Improper Diagnoses – 79244
A doctor’s failure to effectively detect can be just as damaging to a patient as a slip of the scalpel. If a physician incorrectly detects a client when other reasonably proficient physicians would have made the correct medical call, and the client is hurt by the inappropriate diagnosis, the client will typically have a great case for medical malpractice.
It is very important to recognize that the physician will just be accountable for the harm caused by the improper medical diagnosis. So, if a patient passes away from an illness that the medical professional improperly diagnoses, but the patient would have died similarly quickly even if the doctor had made a correct diagnosis, the physician will likely not be accountable for malpractice. On the other hand, a medical malpractice case would probably be viable if a proper medical diagnosis would have extended the client’s life.

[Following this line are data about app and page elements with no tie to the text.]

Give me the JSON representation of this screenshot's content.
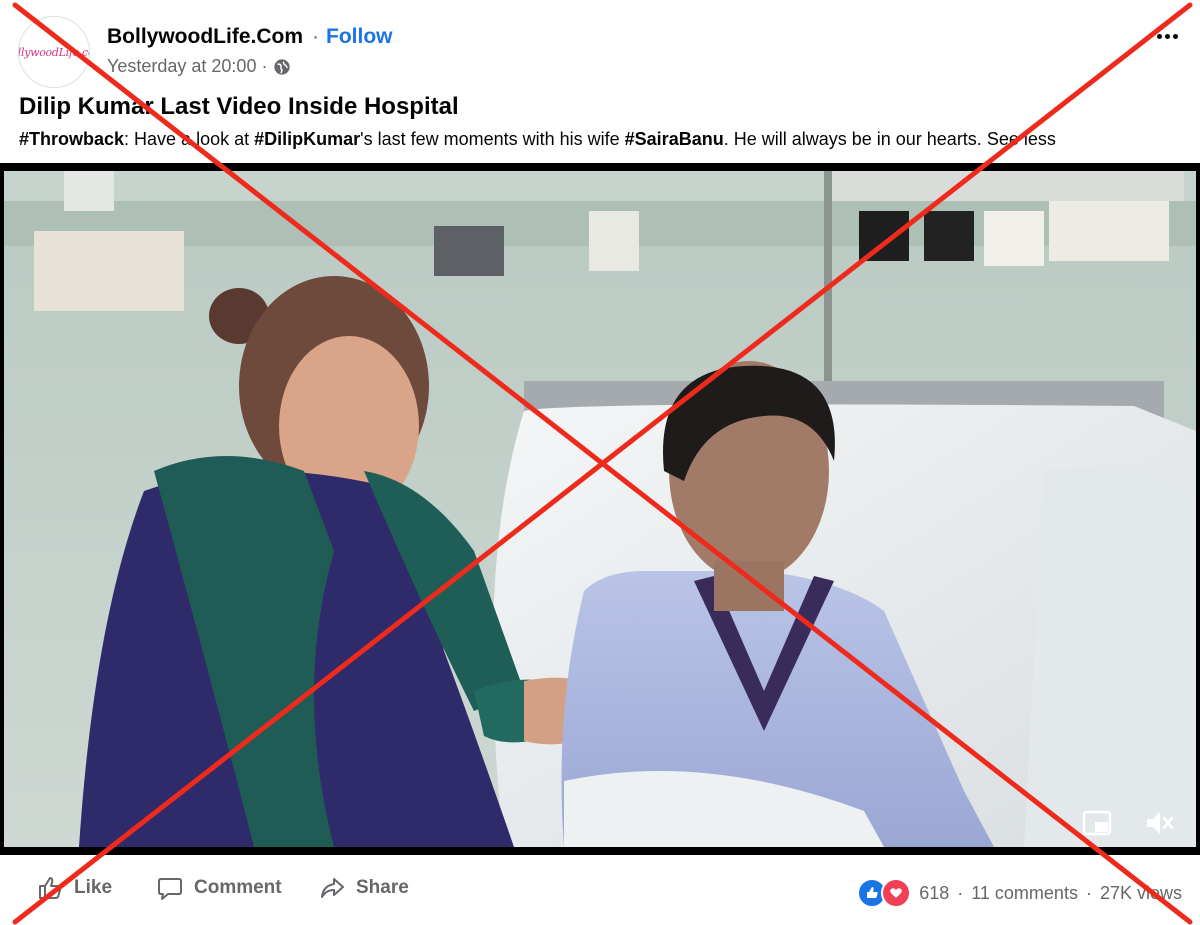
{
  "post": {
    "page_name": "BollywoodLife.Com",
    "separator": "·",
    "follow_label": "Follow",
    "timestamp": "Yesterday at 20:00 ·",
    "avatar_text": "BollywoodLife.com",
    "title": "Dilip Kumar Last Video Inside Hospital",
    "caption": {
      "tag1": "#Throwback",
      "text1": ": Have a look at ",
      "tag2": "#DilipKumar",
      "text2": "'s last few moments with his wife ",
      "tag3": "#SairaBanu",
      "text3": ". He will always be in our hearts. ",
      "see_less": "See less"
    }
  },
  "actions": {
    "like": "Like",
    "comment": "Comment",
    "share": "Share"
  },
  "stats": {
    "reaction_count": "618",
    "comments": "11 comments",
    "sep": "·",
    "views": "27K views"
  },
  "colors": {
    "link_blue": "#1b74e4",
    "muted": "#65676b",
    "cross_red": "#ee2a1c"
  },
  "icons": [
    "globe-icon",
    "more-icon",
    "picture-in-picture-icon",
    "mute-icon",
    "like-icon",
    "comment-icon",
    "share-icon"
  ]
}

Absence of Informed Authorization
Clients have a right to decide what treatment they get. Doctors are bound to supply adequate information about treatment to enable patients to make informed decisions. When medical professionals cannot acquire patients’ informed consent prior to providing treatment, they might be held responsible for malpractice.
Treatment Against a Client’s Wishes. Doctors may sometimes disagree with patients over the best course of action. Clients typically have a right to decline treatment, even when medical professionals think that such a decision is not in the patient’s best interests. A common example of this is when a patient has religious objections to a proposed course of treatment. When these arguments occur, medical professionals can not supply the treatment without the client’s approval. Successful treatment will not secure the medical professionals from liability.
The Uninformed Patient. Clients have a right to make decisions about their own treatment. But that right is of little worth if they are uninformed about the advantages and risks of proposed treatment. Therefore, doctors have an obligation to provide enough info to enable their clients to make informed decisions.
For instance, if a medical professional proposes a surgical treatment to a patient and describes the information of the treatment, but cannot point out that the surgery carries a significant risk of cardiac arrest, that medical professional might be accountable for malpractice. Notice that the doctor could be responsible even if other fairly competent physicians would have advised the surgery in the exact same circumstance. In this case, the physician’s liability comes from a failure to acquire educated consent, rather than from a mistake in treatment or diagnosis.
The Emergency Exception. In some cases medical professionals just do not have time to obtain educated permission, or the circumstance makes it unreasonable. Medical malpractice law assumes that patients in urgent need of medical care who are incapable of providing notified approval would consent to life-saving treatment if they had the ability to do so. Therefore, clients who receive treatment in emergency scenarios normally can not sue their physicians for failure to acquire educated consent.